In November 2008, an anonymous author using the pseudonym Satoshi Nakamoto issued the white paper “Bitcoin: A Peer-to-Peer Electronic Cash System,” which outlined “a system for electronic transactions without relying on trust.” This system, known as blockchain, became the basis for the world’s first widely accepted cryptocurrency, bitcoin. It’s also a foundational technology that has the possibility to impact society as dramatically as the invention of the Internet itself.
Don Tapscott, author of “Blockchain Revolution: How the Technology Behind Bitcoin is Changing Money, Business, and the World,” claimed in an interview with McKinsey & Company that blockchain is “an immutable, unhackable distributed database… a platform for truth… a platform for trust.” An unapologetic, enthusiastic supporter of blockchain, he adds, “I’ve never seen a technology that I thought had a greater potential for humanity.”
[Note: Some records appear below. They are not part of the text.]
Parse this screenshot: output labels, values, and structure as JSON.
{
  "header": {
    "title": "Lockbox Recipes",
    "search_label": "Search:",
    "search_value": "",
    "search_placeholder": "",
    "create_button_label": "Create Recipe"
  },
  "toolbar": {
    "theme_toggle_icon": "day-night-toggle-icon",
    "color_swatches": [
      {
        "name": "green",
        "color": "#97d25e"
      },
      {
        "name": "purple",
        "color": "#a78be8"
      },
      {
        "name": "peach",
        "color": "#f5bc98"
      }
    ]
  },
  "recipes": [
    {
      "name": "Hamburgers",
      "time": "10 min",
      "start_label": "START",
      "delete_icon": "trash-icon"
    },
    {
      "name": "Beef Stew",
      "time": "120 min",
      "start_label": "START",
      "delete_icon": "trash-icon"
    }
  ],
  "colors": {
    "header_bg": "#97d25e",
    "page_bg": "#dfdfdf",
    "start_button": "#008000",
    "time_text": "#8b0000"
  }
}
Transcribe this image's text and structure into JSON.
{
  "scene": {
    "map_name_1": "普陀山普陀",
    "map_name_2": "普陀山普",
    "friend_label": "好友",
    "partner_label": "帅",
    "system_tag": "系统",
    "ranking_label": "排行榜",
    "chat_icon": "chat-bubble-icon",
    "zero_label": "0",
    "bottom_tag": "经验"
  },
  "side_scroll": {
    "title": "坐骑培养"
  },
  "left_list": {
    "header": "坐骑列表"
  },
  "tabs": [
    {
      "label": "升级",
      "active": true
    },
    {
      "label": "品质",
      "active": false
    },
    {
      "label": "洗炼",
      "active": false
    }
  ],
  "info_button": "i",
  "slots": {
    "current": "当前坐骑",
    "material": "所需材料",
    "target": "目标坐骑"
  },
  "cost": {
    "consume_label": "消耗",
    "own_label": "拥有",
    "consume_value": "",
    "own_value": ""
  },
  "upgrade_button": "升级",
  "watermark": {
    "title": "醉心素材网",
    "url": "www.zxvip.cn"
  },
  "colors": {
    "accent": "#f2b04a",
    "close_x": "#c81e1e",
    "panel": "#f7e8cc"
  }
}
Is the hype around blockchain justified? Let’s take a look.
The Dangers of Digital Transactions
Mutual trust is the basis for business transactions. Yet as society has grown more complex, our ability to trust another party — especially if they’re unknown and halfway around the world — has decreased. As a result, organizations develop elaborate systems of policies, procedures, and processes to overcome the natural distrust arising from the uncertainties of distance, anonymity, human error, and intentional fraud.
At the heart of this distrust is the possibility of a “double spend,” or one party using the same asset twice, particularly when the assets being exchanged are digital. When exchanging physical assets, the transaction can only occur at one time in one place (unless forgery is involved). In contrast, a digital transaction is not a physical transfer of data, but the copying of data from one party to another. If there are two digital copies of something for which there should be only one, problems arise. For example, only one deed of the ownership of a house should be applicable at a time; if there are two seemingly identical copies, two or more parties could claim ownership of the same asset.
Unfortunately, the systems and intermediaries required to ensure, document, and record business transactions have not kept pace with the technological changes of a digital world, according to Harvard Business Review.
Consider a typical stock transaction. While the trade — one party agreeing to buy and another party agreeing to sell — can be executed in microseconds, often without human input, the actual transfer of ownership (the settlement process) can take up to a week to complete. Since a buyer can’t easily or quickly verify that a seller has the securities the buyer has purchased, nor can a seller be confident that a buyer has the funds to pay for that purchase, third-party intermediaries are required as guarantors to ensure that each party to a trade performs as contracted. Unfortunately, these intermediaries often add another layer of complexity, increase costs, and extend the time it takes to complete the transaction.
Our existing systems are also vulnerable to intentional attempts to steal data and the assets they represent. International Data Corporation reports that businesses spent more than $73 billion for cybersecurity in 2016 and are projected to exceed $100 billion by 2020. These numbers don’t include security expenses for non-businesses or governments, the cost of wasted time and duplicated efforts due to data breaches, or the expense of any remedies to those affected.
Blockchain technology presents a remedy for these issues that could significantly alter the way we do business in the future.
How Blockchain Technology Works
Understanding blockchain requires an understanding of “ledgers” and how they’re used. A ledger is a database that contains a list of all completed and cleared transactions involving a particular cryptocurrency, as well as the current balance of each account that holds that cryptocurrency. Unlike accounting systems that initially record transactions in a journal and then post them to individual accounts in the ledger, blockchain requires validation of each transaction before entering it into the ledger. This validation ensures that each transaction meets the defined protocols.
Read more. . .